### Entries provided
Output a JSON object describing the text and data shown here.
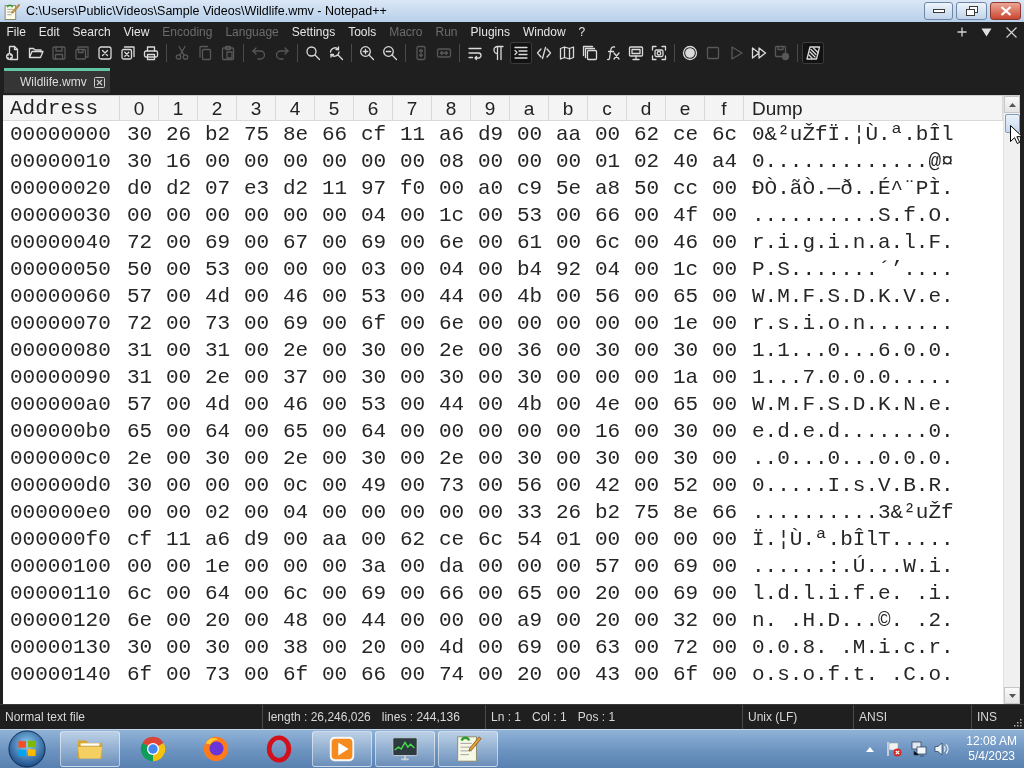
{
  "window": {
    "title": "C:\\Users\\Public\\Videos\\Sample Videos\\Wildlife.wmv - Notepad++"
  },
  "menu": [
    {
      "label": "File",
      "disabled": false
    },
    {
      "label": "Edit",
      "disabled": false
    },
    {
      "label": "Search",
      "disabled": false
    },
    {
      "label": "View",
      "disabled": false
    },
    {
      "label": "Encoding",
      "disabled": true
    },
    {
      "label": "Language",
      "disabled": true
    },
    {
      "label": "Settings",
      "disabled": false
    },
    {
      "label": "Tools",
      "disabled": false
    },
    {
      "label": "Macro",
      "disabled": true
    },
    {
      "label": "Run",
      "disabled": true
    },
    {
      "label": "Plugins",
      "disabled": false
    },
    {
      "label": "Window",
      "disabled": false
    },
    {
      "label": "?",
      "disabled": false
    }
  ],
  "toolbar": [
    [
      {
        "kind": "new",
        "disabled": false,
        "pressed": false
      },
      {
        "kind": "open",
        "disabled": false,
        "pressed": false
      },
      {
        "kind": "save",
        "disabled": true,
        "pressed": false
      },
      {
        "kind": "saveall",
        "disabled": true,
        "pressed": false
      },
      {
        "kind": "close",
        "disabled": false,
        "pressed": false
      },
      {
        "kind": "closeall",
        "disabled": false,
        "pressed": false
      },
      {
        "kind": "print",
        "disabled": false,
        "pressed": false
      }
    ],
    [
      {
        "kind": "cut",
        "disabled": true,
        "pressed": false
      },
      {
        "kind": "copy",
        "disabled": true,
        "pressed": false
      },
      {
        "kind": "paste",
        "disabled": true,
        "pressed": false
      }
    ],
    [
      {
        "kind": "undo",
        "disabled": true,
        "pressed": false
      },
      {
        "kind": "redo",
        "disabled": true,
        "pressed": false
      }
    ],
    [
      {
        "kind": "find",
        "disabled": false,
        "pressed": false
      },
      {
        "kind": "replace",
        "disabled": false,
        "pressed": false
      }
    ],
    [
      {
        "kind": "zoomin",
        "disabled": false,
        "pressed": false
      },
      {
        "kind": "zoomout",
        "disabled": false,
        "pressed": false
      }
    ],
    [
      {
        "kind": "syncv",
        "disabled": true,
        "pressed": false
      },
      {
        "kind": "synch",
        "disabled": true,
        "pressed": false
      }
    ],
    [
      {
        "kind": "wrap",
        "disabled": false,
        "pressed": false
      },
      {
        "kind": "allchars",
        "disabled": false,
        "pressed": false
      },
      {
        "kind": "indent",
        "disabled": false,
        "pressed": true
      },
      {
        "kind": "language",
        "disabled": false,
        "pressed": false
      },
      {
        "kind": "map",
        "disabled": false,
        "pressed": false
      },
      {
        "kind": "pages",
        "disabled": false,
        "pressed": false
      },
      {
        "kind": "function",
        "disabled": false,
        "pressed": false
      },
      {
        "kind": "monitor",
        "disabled": false,
        "pressed": false
      },
      {
        "kind": "focus",
        "disabled": false,
        "pressed": false
      }
    ],
    [
      {
        "kind": "record",
        "disabled": false,
        "pressed": false
      },
      {
        "kind": "stop",
        "disabled": true,
        "pressed": false
      },
      {
        "kind": "play",
        "disabled": true,
        "pressed": false
      },
      {
        "kind": "playmulti",
        "disabled": false,
        "pressed": false
      },
      {
        "kind": "savemacro",
        "disabled": true,
        "pressed": false
      }
    ],
    [
      {
        "kind": "plugin",
        "disabled": false,
        "pressed": true
      }
    ]
  ],
  "tabs": [
    {
      "label": "Wildlife.wmv",
      "selected": true
    }
  ],
  "hex_view": {
    "columns": [
      "Address",
      "0",
      "1",
      "2",
      "3",
      "4",
      "5",
      "6",
      "7",
      "8",
      "9",
      "a",
      "b",
      "c",
      "d",
      "e",
      "f",
      "Dump"
    ],
    "rows": [
      {
        "address": "00000000",
        "bytes": [
          "30",
          "26",
          "b2",
          "75",
          "8e",
          "66",
          "cf",
          "11",
          "a6",
          "d9",
          "00",
          "aa",
          "00",
          "62",
          "ce",
          "6c"
        ],
        "dump": "0&²uŽfÏ.¦Ù.ª.bÎl"
      },
      {
        "address": "00000010",
        "bytes": [
          "30",
          "16",
          "00",
          "00",
          "00",
          "00",
          "00",
          "00",
          "08",
          "00",
          "00",
          "00",
          "01",
          "02",
          "40",
          "a4"
        ],
        "dump": "0.............@¤"
      },
      {
        "address": "00000020",
        "bytes": [
          "d0",
          "d2",
          "07",
          "e3",
          "d2",
          "11",
          "97",
          "f0",
          "00",
          "a0",
          "c9",
          "5e",
          "a8",
          "50",
          "cc",
          "00"
        ],
        "dump": "ÐÒ.ãÒ.—ð..É^¨PÌ."
      },
      {
        "address": "00000030",
        "bytes": [
          "00",
          "00",
          "00",
          "00",
          "00",
          "00",
          "04",
          "00",
          "1c",
          "00",
          "53",
          "00",
          "66",
          "00",
          "4f",
          "00"
        ],
        "dump": "..........S.f.O."
      },
      {
        "address": "00000040",
        "bytes": [
          "72",
          "00",
          "69",
          "00",
          "67",
          "00",
          "69",
          "00",
          "6e",
          "00",
          "61",
          "00",
          "6c",
          "00",
          "46",
          "00"
        ],
        "dump": "r.i.g.i.n.a.l.F."
      },
      {
        "address": "00000050",
        "bytes": [
          "50",
          "00",
          "53",
          "00",
          "00",
          "00",
          "03",
          "00",
          "04",
          "00",
          "b4",
          "92",
          "04",
          "00",
          "1c",
          "00"
        ],
        "dump": "P.S.......´’...."
      },
      {
        "address": "00000060",
        "bytes": [
          "57",
          "00",
          "4d",
          "00",
          "46",
          "00",
          "53",
          "00",
          "44",
          "00",
          "4b",
          "00",
          "56",
          "00",
          "65",
          "00"
        ],
        "dump": "W.M.F.S.D.K.V.e."
      },
      {
        "address": "00000070",
        "bytes": [
          "72",
          "00",
          "73",
          "00",
          "69",
          "00",
          "6f",
          "00",
          "6e",
          "00",
          "00",
          "00",
          "00",
          "00",
          "1e",
          "00"
        ],
        "dump": "r.s.i.o.n......."
      },
      {
        "address": "00000080",
        "bytes": [
          "31",
          "00",
          "31",
          "00",
          "2e",
          "00",
          "30",
          "00",
          "2e",
          "00",
          "36",
          "00",
          "30",
          "00",
          "30",
          "00"
        ],
        "dump": "1.1...0...6.0.0."
      },
      {
        "address": "00000090",
        "bytes": [
          "31",
          "00",
          "2e",
          "00",
          "37",
          "00",
          "30",
          "00",
          "30",
          "00",
          "30",
          "00",
          "00",
          "00",
          "1a",
          "00"
        ],
        "dump": "1...7.0.0.0....."
      },
      {
        "address": "000000a0",
        "bytes": [
          "57",
          "00",
          "4d",
          "00",
          "46",
          "00",
          "53",
          "00",
          "44",
          "00",
          "4b",
          "00",
          "4e",
          "00",
          "65",
          "00"
        ],
        "dump": "W.M.F.S.D.K.N.e."
      },
      {
        "address": "000000b0",
        "bytes": [
          "65",
          "00",
          "64",
          "00",
          "65",
          "00",
          "64",
          "00",
          "00",
          "00",
          "00",
          "00",
          "16",
          "00",
          "30",
          "00"
        ],
        "dump": "e.d.e.d.......0."
      },
      {
        "address": "000000c0",
        "bytes": [
          "2e",
          "00",
          "30",
          "00",
          "2e",
          "00",
          "30",
          "00",
          "2e",
          "00",
          "30",
          "00",
          "30",
          "00",
          "30",
          "00"
        ],
        "dump": "..0...0...0.0.0."
      },
      {
        "address": "000000d0",
        "bytes": [
          "30",
          "00",
          "00",
          "00",
          "0c",
          "00",
          "49",
          "00",
          "73",
          "00",
          "56",
          "00",
          "42",
          "00",
          "52",
          "00"
        ],
        "dump": "0.....I.s.V.B.R."
      },
      {
        "address": "000000e0",
        "bytes": [
          "00",
          "00",
          "02",
          "00",
          "04",
          "00",
          "00",
          "00",
          "00",
          "00",
          "33",
          "26",
          "b2",
          "75",
          "8e",
          "66"
        ],
        "dump": "..........3&²uŽf"
      },
      {
        "address": "000000f0",
        "bytes": [
          "cf",
          "11",
          "a6",
          "d9",
          "00",
          "aa",
          "00",
          "62",
          "ce",
          "6c",
          "54",
          "01",
          "00",
          "00",
          "00",
          "00"
        ],
        "dump": "Ï.¦Ù.ª.bÎlT....."
      },
      {
        "address": "00000100",
        "bytes": [
          "00",
          "00",
          "1e",
          "00",
          "00",
          "00",
          "3a",
          "00",
          "da",
          "00",
          "00",
          "00",
          "57",
          "00",
          "69",
          "00"
        ],
        "dump": "......:.Ú...W.i."
      },
      {
        "address": "00000110",
        "bytes": [
          "6c",
          "00",
          "64",
          "00",
          "6c",
          "00",
          "69",
          "00",
          "66",
          "00",
          "65",
          "00",
          "20",
          "00",
          "69",
          "00"
        ],
        "dump": "l.d.l.i.f.e. .i."
      },
      {
        "address": "00000120",
        "bytes": [
          "6e",
          "00",
          "20",
          "00",
          "48",
          "00",
          "44",
          "00",
          "00",
          "00",
          "a9",
          "00",
          "20",
          "00",
          "32",
          "00"
        ],
        "dump": "n. .H.D...©. .2."
      },
      {
        "address": "00000130",
        "bytes": [
          "30",
          "00",
          "30",
          "00",
          "38",
          "00",
          "20",
          "00",
          "4d",
          "00",
          "69",
          "00",
          "63",
          "00",
          "72",
          "00"
        ],
        "dump": "0.0.8. .M.i.c.r."
      },
      {
        "address": "00000140",
        "bytes": [
          "6f",
          "00",
          "73",
          "00",
          "6f",
          "00",
          "66",
          "00",
          "74",
          "00",
          "20",
          "00",
          "43",
          "00",
          "6f",
          "00"
        ],
        "dump": "o.s.o.f.t. .C.o."
      }
    ]
  },
  "status_bar": [
    [
      "Normal text file"
    ],
    [
      "length : 26,246,026",
      "lines : 244,136"
    ],
    [
      "Ln : 1",
      "Col : 1",
      "Pos : 1"
    ],
    [
      "Unix (LF)"
    ],
    [
      "ANSI"
    ],
    [
      "INS"
    ]
  ],
  "taskbar": {
    "apps": [
      {
        "kind": "folder",
        "running": true
      },
      {
        "kind": "tricolor",
        "running": false
      },
      {
        "kind": "swirl",
        "running": false
      },
      {
        "kind": "ring",
        "running": false
      },
      {
        "kind": "media",
        "running": true
      },
      {
        "kind": "monitor",
        "running": true
      },
      {
        "kind": "notepad",
        "running": true
      }
    ],
    "clock": {
      "time": "12:08 AM",
      "date": "5/4/2023"
    }
  }
}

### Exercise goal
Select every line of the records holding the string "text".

### Answer to the exercise
Output a JSON object describing the text and data shown here.
      "Normal text file"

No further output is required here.